Report how many lines in the records carry the string "label", and give no further text.
** MATERIAL SUPPLIED follows **
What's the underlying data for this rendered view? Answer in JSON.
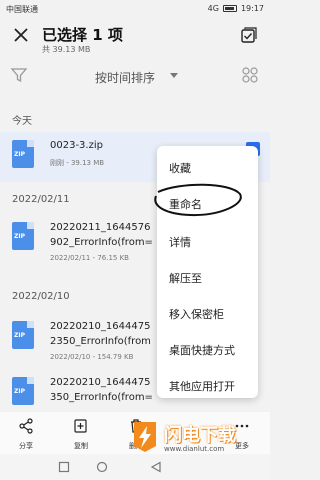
{
  "statusbar": {
    "carrier": "中国联通",
    "signal": "4G",
    "time": "19:17"
  },
  "header": {
    "title": "已选择 1 项",
    "subtitle": "共 39.13 MB"
  },
  "sortbar": {
    "label": "按时间排序"
  },
  "sections": [
    {
      "label": "今天"
    },
    {
      "label": "2022/02/11"
    },
    {
      "label": "2022/02/10"
    }
  ],
  "files": [
    {
      "line1": "0023-3.zip",
      "line2": "",
      "meta": "刚刚 - 39.13 MB",
      "selected": true
    },
    {
      "line1": "20220211_1644576",
      "line2": "902_ErrorInfo(from=",
      "meta": "2022/02/11 - 76.15 KB",
      "selected": false
    },
    {
      "line1": "20220210_1644475",
      "line2": "2350_ErrorInfo(from",
      "meta": "2022/02/10 - 154.79 KB",
      "selected": false
    },
    {
      "line1": "20220210_1644475",
      "line2": "350_ErrorInfo(from=",
      "meta": "",
      "selected": false
    }
  ],
  "menu": {
    "items": [
      "收藏",
      "重命名",
      "详情",
      "解压至",
      "移入保密柜",
      "桌面快捷方式",
      "其他应用打开"
    ]
  },
  "bottom_actions": [
    {
      "label": "分享",
      "icon": "share-icon"
    },
    {
      "label": "复制",
      "icon": "copy-icon"
    },
    {
      "label": "删除",
      "icon": "delete-icon"
    },
    {
      "label": "更多",
      "icon": "more-icon"
    }
  ],
  "watermark": {
    "main": "闪电下载",
    "url": "www.dianlut.com"
  },
  "colors": {
    "accent": "#2a6ef0",
    "file_icon": "#4b8fe8",
    "watermark": "#f28a1e"
  }
}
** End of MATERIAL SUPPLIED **
■ **ANSWER AREA**
8